Climate for educators
Twenty-five educators from Delaware and Maryland will head to the University of Delaware's Hugh R. Sharp Campus in Lewes on Wednesday, July 22, to study how solar and wind energy could help to address the challenges of climate change.
All are enrolled in the third Climate Change Academy, part of a $5.3-million, five-year partnership between Delaware, Maryland and the National Science Foundation. The goal is to develop clear and compelling ways to present the science of climate change to students.
The partnership – called MADE CLEAR, an acronym that stands for Maryland and Delaware Climate Change Education Assessment and Research – provides resources and research-backed data to educators.
This cadre of teachers will meet again Aug. 4 to brainstorm and develop solutions of their own at the Anita C. Leight Estuary Center in Abingdon, Maryland.
Climate change may be a given in some circles, an incendiary device in others. But in classrooms across the nation it is either the new kid in town or, more often, not quite in the door.
A new incentive exists now to boost climate change literacy, which is part of the Next Generation Science Standards – an upgraded guide to what students in the United States should know and be able to do in science. Delaware and Maryland are among 13 states that have adopted the new standards so far.
The Climate Change Academy is part of a growing effort to educate the nation's educators, bringing them up to speed on the science and data analysis. But this is much more than professional development, said Jennifer Merrill, who manages the MADE CLEAR program for Delaware and coordinates research for the Delaware Sea Grant College Program.
“Our researchers are exploring how people learn about climate change, while our project is providing hands-on, interactive experiences with classroom resources, leading university climate researchers and education specialists," Merrill said.

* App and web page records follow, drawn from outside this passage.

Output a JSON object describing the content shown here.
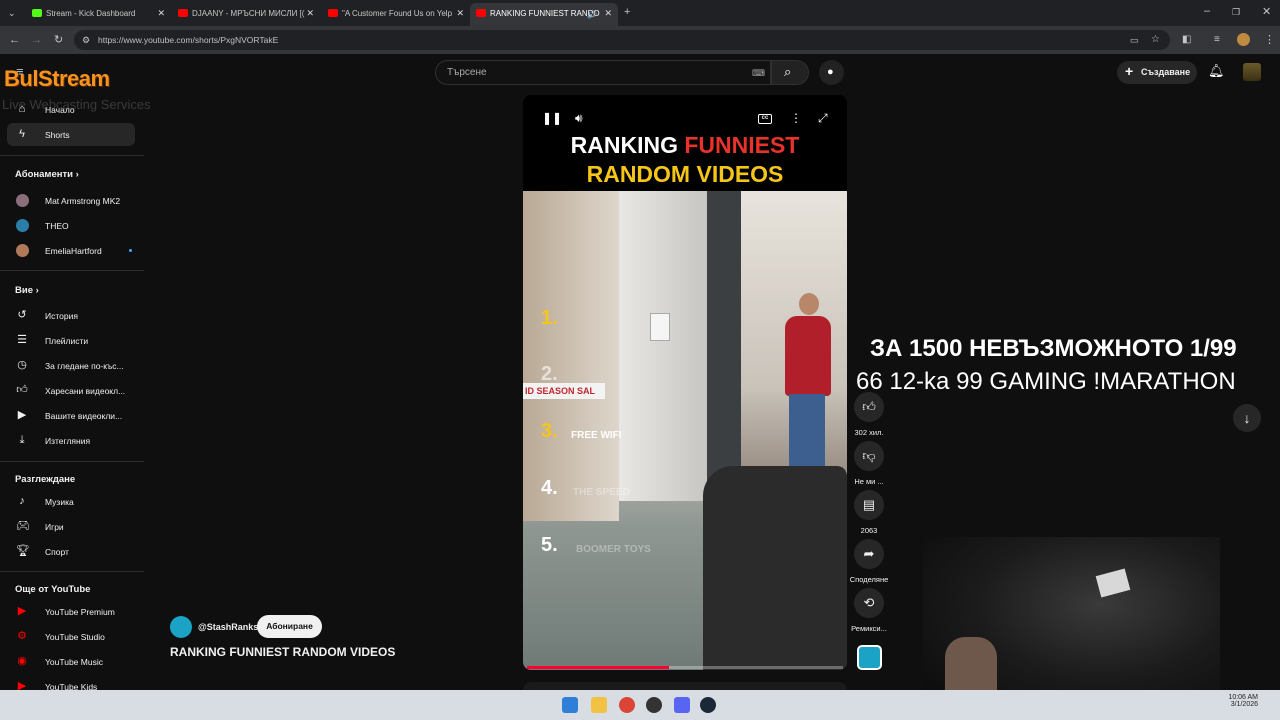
{
  "browser": {
    "tabs": [
      {
        "title": "Stream - Kick Dashboard"
      },
      {
        "title": "DJAANY - МРЪСНИ МИСЛИ [("
      },
      {
        "title": "\"A Customer Found Us on Yelp"
      },
      {
        "title": "RANKING FUNNIEST RANDO"
      }
    ],
    "url": "https://www.youtube.com/shorts/PxgNVORTakE"
  },
  "overlay_logo": {
    "brand": "BulStream",
    "tagline": "Live Webcasting Services"
  },
  "header": {
    "search_placeholder": "Търсене",
    "create_label": "Създаване"
  },
  "sidebar": {
    "main": [
      {
        "label": "Начало",
        "icon": "home-icon"
      },
      {
        "label": "Shorts",
        "icon": "shorts-icon"
      }
    ],
    "subscriptions_title": "Абонаменти",
    "subscriptions": [
      {
        "label": "Mat Armstrong MK2"
      },
      {
        "label": "THEO"
      },
      {
        "label": "EmeliaHartford"
      }
    ],
    "you_title": "Вие",
    "you": [
      {
        "label": "История",
        "icon": "history-icon"
      },
      {
        "label": "Плейлисти",
        "icon": "playlist-icon"
      },
      {
        "label": "За гледане по-къс...",
        "icon": "clock-icon"
      },
      {
        "label": "Харесани видеокл...",
        "icon": "like-icon"
      },
      {
        "label": "Вашите видеокли...",
        "icon": "video-icon"
      },
      {
        "label": "Изтегляния",
        "icon": "download-icon"
      }
    ],
    "explore_title": "Разглеждане",
    "explore": [
      {
        "label": "Музика",
        "icon": "music-icon"
      },
      {
        "label": "Игри",
        "icon": "gaming-icon"
      },
      {
        "label": "Спорт",
        "icon": "trophy-icon"
      }
    ],
    "more_title": "Още от YouTube",
    "more": [
      {
        "label": "YouTube Premium"
      },
      {
        "label": "YouTube Studio"
      },
      {
        "label": "YouTube Music"
      },
      {
        "label": "YouTube Kids"
      }
    ]
  },
  "video": {
    "title_line1_white": "RANKING",
    "title_line1_red": "FUNNIEST",
    "title_line2": "RANDOM VIDEOS",
    "ranks": [
      {
        "num": "1.",
        "label": ""
      },
      {
        "num": "2.",
        "label": "ID SEASON SAL"
      },
      {
        "num": "3.",
        "label": "FREE WIFI"
      },
      {
        "num": "4.",
        "label": "THE SPEED"
      },
      {
        "num": "5.",
        "label": "BOOMER TOYS"
      }
    ],
    "progress_fraction": 0.45
  },
  "actions": {
    "likes": "302 хил.",
    "dislike": "Не ми ...",
    "comments": "2063",
    "share": "Споделяне",
    "remix": "Ремикси..."
  },
  "channel": {
    "handle": "@StashRanks",
    "subscribe_label": "Абониране",
    "video_title": "RANKING FUNNIEST RANDOM VIDEOS"
  },
  "stream_overlay": {
    "line1": "ЗА 1500 НЕВЪЗМОЖНОТО 1/99",
    "line2": "66 12-ka 99 GAMING !MARATHON"
  },
  "taskbar": {
    "time": "10:06 AM",
    "date": "3/1/2026"
  }
}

Alek Petty, research associate at the University of Maryland and the National Oceanic and Atmospheric Administration (NOAA), will address the group in Lewes, speaking on the impacts of climate change.
Chris Petrone, marine education specialist with the Delaware Sea Grant Program, will address wind and solar energy solutions and Baltimore City Schools teacher Rennie Watson will present a session on how students can use a framework called "claim-evidence-reasoning" to construct explanations and scientific arguments about climate change.

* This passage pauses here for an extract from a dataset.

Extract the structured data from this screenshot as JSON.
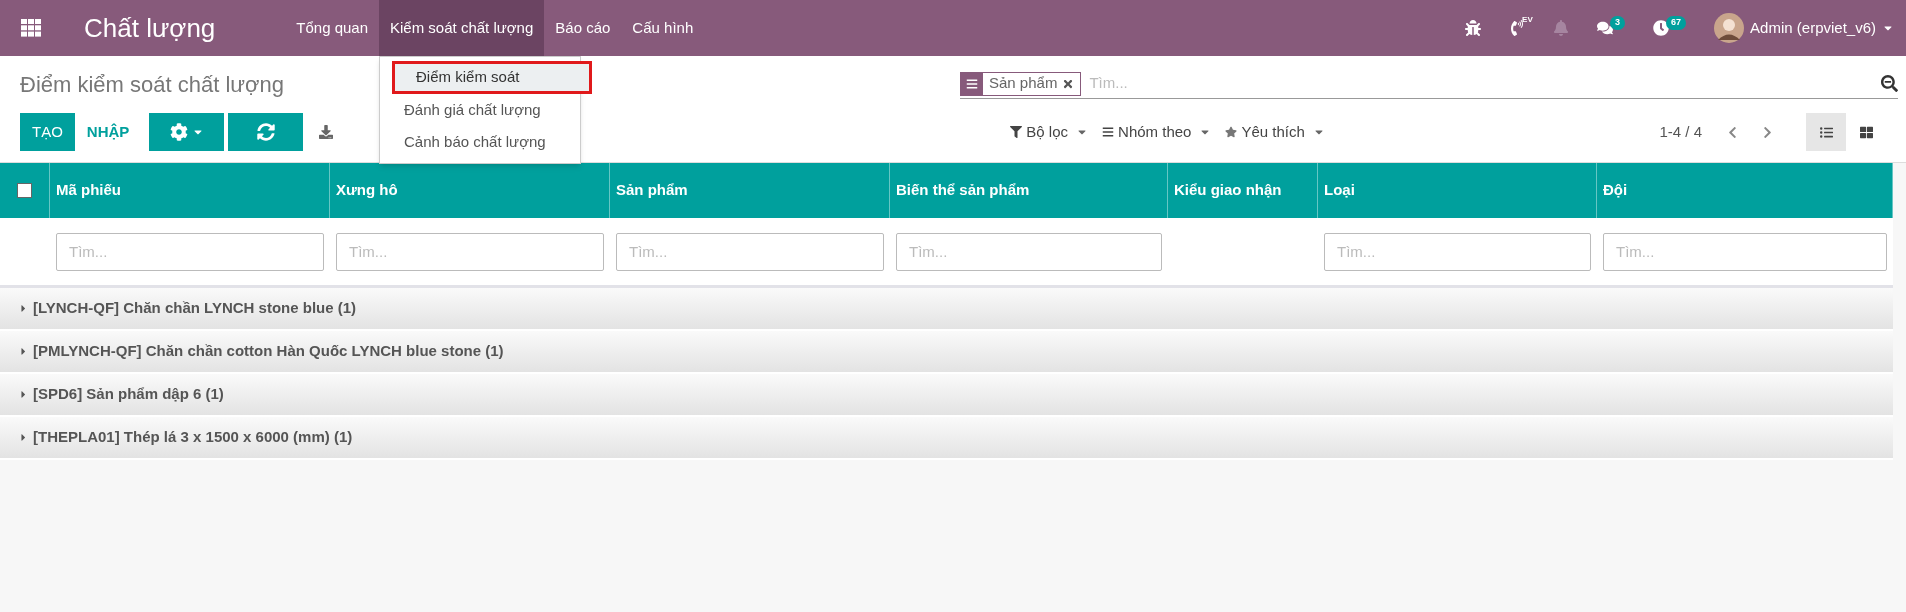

Teachers will visit the University of Delaware’s 2-megawatt wind turbine as the day draws to a close.
In Abingdon on Aug. 4, Dana Veron, an associate professor in UD’s College of Earth, Ocean, and Environment, will cover different approaches to adaptation and mitigation and Rob Ferrell of Delaware's Appoquinimink School District will lead a hands-on climate change engineering project.
Almost 90 educators have participated in the Climate Change Academy to date, with representatives of a dozen different Delaware school districts and 14 Maryland districts. In addition to classroom teachers at the middle and high-school levels, this year's cadre includes "non-formal" educators from the National Aquarium in Baltimore, NorthBay Adventure and the Midshore Riverkeeper Conservancy.

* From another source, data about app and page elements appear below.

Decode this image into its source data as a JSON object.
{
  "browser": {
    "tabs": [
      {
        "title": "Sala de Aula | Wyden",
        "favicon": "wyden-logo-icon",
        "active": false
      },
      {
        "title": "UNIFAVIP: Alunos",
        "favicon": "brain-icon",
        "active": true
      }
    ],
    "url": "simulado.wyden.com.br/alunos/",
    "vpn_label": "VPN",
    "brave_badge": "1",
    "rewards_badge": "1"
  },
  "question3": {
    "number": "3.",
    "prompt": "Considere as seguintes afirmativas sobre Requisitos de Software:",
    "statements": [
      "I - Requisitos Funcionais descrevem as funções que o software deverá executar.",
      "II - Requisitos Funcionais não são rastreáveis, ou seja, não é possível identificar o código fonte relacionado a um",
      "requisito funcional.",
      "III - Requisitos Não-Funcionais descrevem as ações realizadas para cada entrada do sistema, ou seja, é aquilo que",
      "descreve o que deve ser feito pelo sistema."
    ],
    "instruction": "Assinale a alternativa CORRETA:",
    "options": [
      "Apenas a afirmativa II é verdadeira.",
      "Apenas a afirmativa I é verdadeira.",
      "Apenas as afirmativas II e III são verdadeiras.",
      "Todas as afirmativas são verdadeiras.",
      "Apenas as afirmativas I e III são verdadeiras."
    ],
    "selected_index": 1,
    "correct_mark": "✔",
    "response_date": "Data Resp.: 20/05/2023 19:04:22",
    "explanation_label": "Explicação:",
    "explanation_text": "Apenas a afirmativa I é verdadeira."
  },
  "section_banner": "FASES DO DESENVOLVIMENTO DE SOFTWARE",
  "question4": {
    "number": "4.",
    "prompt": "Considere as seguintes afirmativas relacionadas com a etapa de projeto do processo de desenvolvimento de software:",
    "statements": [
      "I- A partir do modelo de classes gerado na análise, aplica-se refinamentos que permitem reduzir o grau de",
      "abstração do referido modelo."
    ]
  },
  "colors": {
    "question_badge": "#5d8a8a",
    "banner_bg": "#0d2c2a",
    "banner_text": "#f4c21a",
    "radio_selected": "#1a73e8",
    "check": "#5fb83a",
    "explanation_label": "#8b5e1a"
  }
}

"We need to help the next generation understand what's going on on our planet Earth, what it means and what they can do about it," said Don Boesch, professor of marine science and president of the University of Maryland's Center for Environmental Science. "We chose to do this in a very systematic way throughout two states."
Boesch said Delaware and Maryland have much in common but also significant differences.
"We share the same general climate and both have extensive low-lying areas susceptible to sea level rise. But when we looked more deeply at the states – in demography and political organization – we saw some distinct differences.... We are trying to understand the cultural and economic differences that exist and how teaching related to climate change differs in those situations."
No matter the context, though, the science of climate change offers much for students and educators to explore.
"Climate science is so rich in the dimensions of science it involves – physics, chemistry, biology – and it is so interdisciplinary," Boesch said. "It involves integration and it gets students engaged in critical thinking."
Teachers say some students – those in high-level science classes, for example – quickly grasp the emergent data and its implications.
Others, such as those in a middle school in a struggling part of Maryland, are not aware of how this fits into their lives.
"I asked my class how long it would take us to get to the Chesapeake Bay," said one teacher during the group's first workshop at UD in April. Her school is within walking distance of the estuary, she said.
"Some said three hours, others 2 1/2 hours. The closest was one hour. They were shocked to learn we could walk there in less than half an hour. My goal is to give them a broader perspective."
Educators come away from the academy with many tools to use in the classroom and contacts with experts they can draw on for years to come.
"A couple teachers in this cohort are looking at integrating climate change into every unit they're teaching over the course of the year," said Melissa Rogers, education coordinator for MADE CLEAR. "That includes biodiversity, genetics, behavioral modification, ecosystems – there are so many elements of climate change that overlap what has traditionally been thought of as a basic unit."
Merrill said the work in Delaware includes the state Department of Education and the Delaware Science Coalition and efforts to reconfigure the state's science kits to ensure climate change is well represented. Weather and climate are statewide science units for eighth graders, she said.
Article and photo by Beth Miller
Published on UDaily July 16, 2015
Page Updated on July 17, 2015